Study Finds Teen Pregnancy and Crime Levels are Higher Among Kids from Fatherless Homes
Children reared in fatherless homes are more than twice as likely to become male adolescent delinquents or teen mothers, according to a significant new study by two economists at the University of California, Santa Barbara.
Llad Phillips and William S. Comanor based their research on data from random surveys of 15,000 youths conducted annually by the Center for Human Resources at Ohio State University. Their findings suggest that current proposals to provide tax credits and exemptions for single mothers and to collect more child support from absent fathers will
have little effect on the problem of delinquency among teenage boys.
“Both measures tacitly accept the father’s absence from the home and seek to ameliorate its consequences by increasing the income available to mother and child. However, it requires an increase in family income of approximately $50,000 to counter the father’s absence,” the economists wrote in a report outlining the results of their study, which were presented at the Western Economics Association meeting in San Francisco on July 1.
Phillips and Comanor designed their study to account for the influence of income, and found that in the case of boys, a minimum of $54,000 in additional family income is necessary to counter the harmful effects of absent fathers.

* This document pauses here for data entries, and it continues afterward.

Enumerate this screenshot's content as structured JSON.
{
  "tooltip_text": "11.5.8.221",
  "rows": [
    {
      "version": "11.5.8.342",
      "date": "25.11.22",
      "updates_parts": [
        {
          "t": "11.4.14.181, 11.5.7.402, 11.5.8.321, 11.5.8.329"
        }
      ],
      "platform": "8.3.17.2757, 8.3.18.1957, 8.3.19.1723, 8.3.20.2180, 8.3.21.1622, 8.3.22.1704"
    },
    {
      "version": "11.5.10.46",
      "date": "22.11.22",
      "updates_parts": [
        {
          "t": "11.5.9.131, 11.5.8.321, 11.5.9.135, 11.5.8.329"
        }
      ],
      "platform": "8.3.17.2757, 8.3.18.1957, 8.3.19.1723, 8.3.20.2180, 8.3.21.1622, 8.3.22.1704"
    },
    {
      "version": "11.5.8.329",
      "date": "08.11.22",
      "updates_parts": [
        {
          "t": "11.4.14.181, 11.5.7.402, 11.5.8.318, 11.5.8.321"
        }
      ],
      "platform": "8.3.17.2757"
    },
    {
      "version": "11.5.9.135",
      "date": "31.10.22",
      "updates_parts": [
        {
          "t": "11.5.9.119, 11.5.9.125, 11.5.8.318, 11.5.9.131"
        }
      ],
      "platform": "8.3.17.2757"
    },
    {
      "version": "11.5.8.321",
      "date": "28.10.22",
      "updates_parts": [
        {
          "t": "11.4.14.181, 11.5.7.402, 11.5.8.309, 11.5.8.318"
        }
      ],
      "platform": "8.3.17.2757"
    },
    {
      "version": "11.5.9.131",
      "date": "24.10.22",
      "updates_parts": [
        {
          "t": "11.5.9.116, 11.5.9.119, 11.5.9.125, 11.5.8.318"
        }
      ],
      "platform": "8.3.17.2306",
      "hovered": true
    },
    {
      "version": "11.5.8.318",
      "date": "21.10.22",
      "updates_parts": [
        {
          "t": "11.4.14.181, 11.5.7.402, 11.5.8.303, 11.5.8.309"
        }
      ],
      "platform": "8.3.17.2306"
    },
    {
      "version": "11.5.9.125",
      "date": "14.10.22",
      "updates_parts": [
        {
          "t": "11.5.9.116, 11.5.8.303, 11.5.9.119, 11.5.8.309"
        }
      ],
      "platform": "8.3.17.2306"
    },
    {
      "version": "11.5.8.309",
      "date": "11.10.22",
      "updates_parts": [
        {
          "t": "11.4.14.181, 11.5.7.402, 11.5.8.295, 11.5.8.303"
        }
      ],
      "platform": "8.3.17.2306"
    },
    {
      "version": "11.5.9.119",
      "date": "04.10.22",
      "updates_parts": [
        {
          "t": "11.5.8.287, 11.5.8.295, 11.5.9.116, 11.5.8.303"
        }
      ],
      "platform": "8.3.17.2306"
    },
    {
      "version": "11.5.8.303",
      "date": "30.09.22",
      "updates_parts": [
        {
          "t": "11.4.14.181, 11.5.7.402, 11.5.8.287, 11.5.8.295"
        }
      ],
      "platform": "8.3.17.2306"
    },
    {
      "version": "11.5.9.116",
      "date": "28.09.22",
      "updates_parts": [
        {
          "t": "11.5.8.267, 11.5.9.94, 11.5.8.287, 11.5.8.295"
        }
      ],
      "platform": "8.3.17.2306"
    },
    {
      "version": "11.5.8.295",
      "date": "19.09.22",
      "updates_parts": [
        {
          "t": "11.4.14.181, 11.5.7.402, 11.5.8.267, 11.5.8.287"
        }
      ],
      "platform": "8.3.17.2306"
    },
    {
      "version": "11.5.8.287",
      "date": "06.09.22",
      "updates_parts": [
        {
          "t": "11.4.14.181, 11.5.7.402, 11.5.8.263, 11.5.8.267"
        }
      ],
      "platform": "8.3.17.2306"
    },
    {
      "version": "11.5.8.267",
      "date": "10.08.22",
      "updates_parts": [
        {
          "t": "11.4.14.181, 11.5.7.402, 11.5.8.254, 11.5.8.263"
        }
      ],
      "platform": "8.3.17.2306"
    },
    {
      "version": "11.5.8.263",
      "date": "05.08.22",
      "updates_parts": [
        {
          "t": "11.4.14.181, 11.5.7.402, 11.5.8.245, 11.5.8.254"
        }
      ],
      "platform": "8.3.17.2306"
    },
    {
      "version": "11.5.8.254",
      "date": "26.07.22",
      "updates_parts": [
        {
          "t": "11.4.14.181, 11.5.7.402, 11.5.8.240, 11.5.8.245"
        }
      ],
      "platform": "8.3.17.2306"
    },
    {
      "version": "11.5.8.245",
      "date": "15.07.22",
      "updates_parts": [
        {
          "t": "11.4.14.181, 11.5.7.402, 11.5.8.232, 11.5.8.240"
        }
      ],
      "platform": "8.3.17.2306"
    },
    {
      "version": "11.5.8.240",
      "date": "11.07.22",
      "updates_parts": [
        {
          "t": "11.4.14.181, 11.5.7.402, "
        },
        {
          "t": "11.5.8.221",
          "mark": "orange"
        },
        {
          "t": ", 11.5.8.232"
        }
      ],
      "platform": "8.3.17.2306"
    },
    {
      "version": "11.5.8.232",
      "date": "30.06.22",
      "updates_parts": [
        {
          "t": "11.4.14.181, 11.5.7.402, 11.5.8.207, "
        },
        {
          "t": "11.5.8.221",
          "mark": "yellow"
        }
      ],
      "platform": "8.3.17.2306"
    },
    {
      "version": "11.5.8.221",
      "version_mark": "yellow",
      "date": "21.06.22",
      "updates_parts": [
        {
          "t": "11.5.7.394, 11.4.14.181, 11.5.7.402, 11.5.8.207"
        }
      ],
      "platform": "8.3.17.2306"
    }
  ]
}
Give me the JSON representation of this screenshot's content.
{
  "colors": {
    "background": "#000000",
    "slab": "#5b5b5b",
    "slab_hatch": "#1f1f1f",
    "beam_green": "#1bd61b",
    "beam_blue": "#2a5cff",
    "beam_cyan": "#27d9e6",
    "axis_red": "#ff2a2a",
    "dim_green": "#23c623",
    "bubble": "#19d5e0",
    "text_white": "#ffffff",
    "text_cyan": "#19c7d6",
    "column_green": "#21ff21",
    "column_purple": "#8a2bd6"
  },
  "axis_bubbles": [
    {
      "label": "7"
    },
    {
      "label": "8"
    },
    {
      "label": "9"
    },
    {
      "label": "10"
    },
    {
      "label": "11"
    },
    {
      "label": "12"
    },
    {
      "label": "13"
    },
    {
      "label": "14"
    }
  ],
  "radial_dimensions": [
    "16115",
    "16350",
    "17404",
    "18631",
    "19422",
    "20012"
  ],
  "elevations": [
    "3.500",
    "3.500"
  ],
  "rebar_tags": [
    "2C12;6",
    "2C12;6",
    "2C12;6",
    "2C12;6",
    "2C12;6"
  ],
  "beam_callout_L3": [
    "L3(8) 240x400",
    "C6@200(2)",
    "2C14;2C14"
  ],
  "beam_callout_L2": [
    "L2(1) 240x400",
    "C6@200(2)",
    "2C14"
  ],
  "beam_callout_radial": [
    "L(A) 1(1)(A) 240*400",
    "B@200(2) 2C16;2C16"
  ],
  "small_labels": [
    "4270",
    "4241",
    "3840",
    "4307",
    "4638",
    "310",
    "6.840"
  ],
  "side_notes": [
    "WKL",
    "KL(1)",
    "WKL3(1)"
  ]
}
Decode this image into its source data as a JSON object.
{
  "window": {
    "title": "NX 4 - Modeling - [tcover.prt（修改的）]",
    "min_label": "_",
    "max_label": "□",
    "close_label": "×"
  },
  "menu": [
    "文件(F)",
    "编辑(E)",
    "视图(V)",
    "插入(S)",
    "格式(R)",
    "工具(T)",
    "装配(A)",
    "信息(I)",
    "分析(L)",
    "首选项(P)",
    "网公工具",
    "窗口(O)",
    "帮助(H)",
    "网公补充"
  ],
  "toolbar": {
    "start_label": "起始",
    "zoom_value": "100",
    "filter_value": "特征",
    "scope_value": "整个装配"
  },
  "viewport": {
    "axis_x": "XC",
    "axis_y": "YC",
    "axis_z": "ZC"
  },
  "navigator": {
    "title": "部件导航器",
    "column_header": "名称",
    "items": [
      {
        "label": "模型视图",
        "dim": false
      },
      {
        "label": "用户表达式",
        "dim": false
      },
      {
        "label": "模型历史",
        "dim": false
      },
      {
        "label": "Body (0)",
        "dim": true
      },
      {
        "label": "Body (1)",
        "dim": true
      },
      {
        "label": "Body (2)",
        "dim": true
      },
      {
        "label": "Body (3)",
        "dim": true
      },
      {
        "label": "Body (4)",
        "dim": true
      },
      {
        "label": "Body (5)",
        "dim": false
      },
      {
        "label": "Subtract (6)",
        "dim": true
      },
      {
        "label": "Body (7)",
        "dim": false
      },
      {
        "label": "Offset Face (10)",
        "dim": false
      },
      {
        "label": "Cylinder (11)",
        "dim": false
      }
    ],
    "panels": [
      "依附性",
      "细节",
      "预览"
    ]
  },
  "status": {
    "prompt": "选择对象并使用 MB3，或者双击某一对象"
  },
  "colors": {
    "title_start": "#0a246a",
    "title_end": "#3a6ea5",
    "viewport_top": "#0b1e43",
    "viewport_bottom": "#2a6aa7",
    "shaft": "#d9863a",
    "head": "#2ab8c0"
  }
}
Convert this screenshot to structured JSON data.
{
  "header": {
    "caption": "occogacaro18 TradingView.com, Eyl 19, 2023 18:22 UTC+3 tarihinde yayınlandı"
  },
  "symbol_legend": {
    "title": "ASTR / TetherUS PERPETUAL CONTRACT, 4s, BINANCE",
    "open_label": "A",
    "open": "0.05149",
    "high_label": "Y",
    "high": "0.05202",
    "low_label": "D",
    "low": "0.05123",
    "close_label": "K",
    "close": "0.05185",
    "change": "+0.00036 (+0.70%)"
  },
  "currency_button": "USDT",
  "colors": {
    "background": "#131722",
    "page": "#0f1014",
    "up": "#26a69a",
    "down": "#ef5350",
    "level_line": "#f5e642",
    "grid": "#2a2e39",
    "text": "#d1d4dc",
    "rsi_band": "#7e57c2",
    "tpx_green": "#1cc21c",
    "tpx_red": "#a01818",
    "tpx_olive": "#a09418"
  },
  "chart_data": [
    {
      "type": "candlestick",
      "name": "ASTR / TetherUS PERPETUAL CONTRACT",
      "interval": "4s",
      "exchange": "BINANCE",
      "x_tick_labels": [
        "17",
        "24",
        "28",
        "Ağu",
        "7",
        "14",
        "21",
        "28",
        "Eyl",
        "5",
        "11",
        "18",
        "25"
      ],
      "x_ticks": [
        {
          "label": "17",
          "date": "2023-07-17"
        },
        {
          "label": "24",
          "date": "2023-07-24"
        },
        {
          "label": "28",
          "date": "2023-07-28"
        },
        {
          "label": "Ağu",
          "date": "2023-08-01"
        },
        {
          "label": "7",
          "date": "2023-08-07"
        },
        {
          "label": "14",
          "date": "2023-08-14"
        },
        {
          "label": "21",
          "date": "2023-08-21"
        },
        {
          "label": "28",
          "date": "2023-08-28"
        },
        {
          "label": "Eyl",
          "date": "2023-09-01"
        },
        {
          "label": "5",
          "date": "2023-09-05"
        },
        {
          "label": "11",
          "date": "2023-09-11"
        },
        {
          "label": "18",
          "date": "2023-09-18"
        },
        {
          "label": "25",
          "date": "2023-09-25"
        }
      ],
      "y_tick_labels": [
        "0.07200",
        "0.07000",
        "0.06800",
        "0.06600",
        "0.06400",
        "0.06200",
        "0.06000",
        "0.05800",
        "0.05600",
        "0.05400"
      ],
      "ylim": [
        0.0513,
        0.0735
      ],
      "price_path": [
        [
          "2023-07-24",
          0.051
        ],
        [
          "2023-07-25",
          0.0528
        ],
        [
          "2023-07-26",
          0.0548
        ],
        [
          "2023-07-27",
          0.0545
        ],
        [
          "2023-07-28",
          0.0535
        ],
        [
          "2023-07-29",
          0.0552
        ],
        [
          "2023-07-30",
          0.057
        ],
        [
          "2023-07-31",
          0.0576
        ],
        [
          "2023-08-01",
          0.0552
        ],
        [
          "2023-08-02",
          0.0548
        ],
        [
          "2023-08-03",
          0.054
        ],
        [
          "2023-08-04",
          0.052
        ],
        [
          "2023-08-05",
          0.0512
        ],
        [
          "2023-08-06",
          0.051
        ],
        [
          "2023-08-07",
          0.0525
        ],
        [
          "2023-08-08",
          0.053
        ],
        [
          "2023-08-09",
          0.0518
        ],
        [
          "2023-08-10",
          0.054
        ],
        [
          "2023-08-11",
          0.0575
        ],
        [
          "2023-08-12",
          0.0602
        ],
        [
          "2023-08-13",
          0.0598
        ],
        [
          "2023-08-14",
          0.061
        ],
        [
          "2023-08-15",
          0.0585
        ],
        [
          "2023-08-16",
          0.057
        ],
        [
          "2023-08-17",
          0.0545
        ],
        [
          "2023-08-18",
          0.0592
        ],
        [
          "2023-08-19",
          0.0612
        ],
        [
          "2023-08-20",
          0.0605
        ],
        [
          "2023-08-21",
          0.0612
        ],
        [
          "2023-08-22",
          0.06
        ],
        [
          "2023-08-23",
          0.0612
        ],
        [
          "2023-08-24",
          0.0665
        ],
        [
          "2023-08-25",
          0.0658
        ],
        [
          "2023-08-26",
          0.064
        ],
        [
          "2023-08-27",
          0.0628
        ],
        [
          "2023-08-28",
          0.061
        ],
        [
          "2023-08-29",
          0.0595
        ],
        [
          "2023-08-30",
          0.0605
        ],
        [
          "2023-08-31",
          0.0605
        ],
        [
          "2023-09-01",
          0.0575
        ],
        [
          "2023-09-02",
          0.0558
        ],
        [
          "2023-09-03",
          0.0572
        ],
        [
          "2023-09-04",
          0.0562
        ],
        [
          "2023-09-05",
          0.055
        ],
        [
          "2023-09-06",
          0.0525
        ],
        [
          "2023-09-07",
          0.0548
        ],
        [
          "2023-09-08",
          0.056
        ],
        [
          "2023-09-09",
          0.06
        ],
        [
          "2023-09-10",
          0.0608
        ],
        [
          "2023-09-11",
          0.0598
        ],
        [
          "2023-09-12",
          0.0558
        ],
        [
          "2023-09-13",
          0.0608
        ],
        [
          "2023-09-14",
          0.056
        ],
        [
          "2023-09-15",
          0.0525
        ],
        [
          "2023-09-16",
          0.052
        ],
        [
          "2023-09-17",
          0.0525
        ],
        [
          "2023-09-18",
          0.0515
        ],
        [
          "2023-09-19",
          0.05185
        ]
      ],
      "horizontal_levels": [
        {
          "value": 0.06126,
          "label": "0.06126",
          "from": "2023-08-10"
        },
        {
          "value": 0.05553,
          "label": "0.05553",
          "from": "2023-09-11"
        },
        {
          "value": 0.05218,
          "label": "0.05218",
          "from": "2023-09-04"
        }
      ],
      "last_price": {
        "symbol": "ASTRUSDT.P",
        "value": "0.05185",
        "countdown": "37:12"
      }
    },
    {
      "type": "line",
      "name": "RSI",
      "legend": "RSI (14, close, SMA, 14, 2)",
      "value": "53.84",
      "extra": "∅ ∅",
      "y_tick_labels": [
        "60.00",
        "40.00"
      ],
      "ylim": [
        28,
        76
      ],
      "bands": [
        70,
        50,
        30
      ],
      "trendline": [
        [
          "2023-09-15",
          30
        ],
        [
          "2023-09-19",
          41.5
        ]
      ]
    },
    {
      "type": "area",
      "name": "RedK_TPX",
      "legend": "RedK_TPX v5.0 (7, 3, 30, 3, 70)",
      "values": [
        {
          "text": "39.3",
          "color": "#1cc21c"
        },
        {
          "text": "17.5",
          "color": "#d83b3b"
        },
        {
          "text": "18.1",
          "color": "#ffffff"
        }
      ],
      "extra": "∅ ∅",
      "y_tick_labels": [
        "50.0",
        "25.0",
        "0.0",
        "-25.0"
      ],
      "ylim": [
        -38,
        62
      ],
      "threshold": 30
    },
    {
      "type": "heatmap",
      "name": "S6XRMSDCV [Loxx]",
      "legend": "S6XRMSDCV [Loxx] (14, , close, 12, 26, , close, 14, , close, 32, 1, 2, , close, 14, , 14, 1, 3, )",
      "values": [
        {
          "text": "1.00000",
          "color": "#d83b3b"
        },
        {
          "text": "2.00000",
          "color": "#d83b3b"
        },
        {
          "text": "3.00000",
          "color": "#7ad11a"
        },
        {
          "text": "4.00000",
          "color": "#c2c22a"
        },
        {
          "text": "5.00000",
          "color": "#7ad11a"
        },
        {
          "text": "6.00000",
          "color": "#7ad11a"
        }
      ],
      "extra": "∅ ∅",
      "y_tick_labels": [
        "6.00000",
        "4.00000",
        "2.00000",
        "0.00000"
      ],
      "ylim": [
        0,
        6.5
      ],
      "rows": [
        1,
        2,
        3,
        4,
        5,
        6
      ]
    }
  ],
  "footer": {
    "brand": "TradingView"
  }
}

For girls, the figure is much lower-$17,000 a year.
The researchers also found that while absent mothers have a negligible impact on male adolescent delinquency, motherless homes are 56 percent more likely to result in teen pregnancy among girls.
“The absence of either parent has a significant effect on the kids having one kind of pathology or another, but the absence of a father tends to have a more significant effect, and it seems to more seriously affect the sons,” said Phillips, whose research also indicates that step-fathers may in fact contribute to the problem.
“The effect of the presence or absence of moms and dads on childbearing at a young age among girls are more equal than their effect on delinquency by boys.”
Phillips and Comanor are about to embark on a study of delinquency among teenage girls, which is on the rise despite being far less prevalent than delinquency among adolescent boys.
“A lot of kids get involved in crime long before they are able to make rational choices about crime vs. legitimate work,” Phillips says. “And that’s our motivation in doing this research-finding out the importance of the family in the whole process.”
–This Press Release distributed courtesy of “Men’s HOTLINE” ([email protected])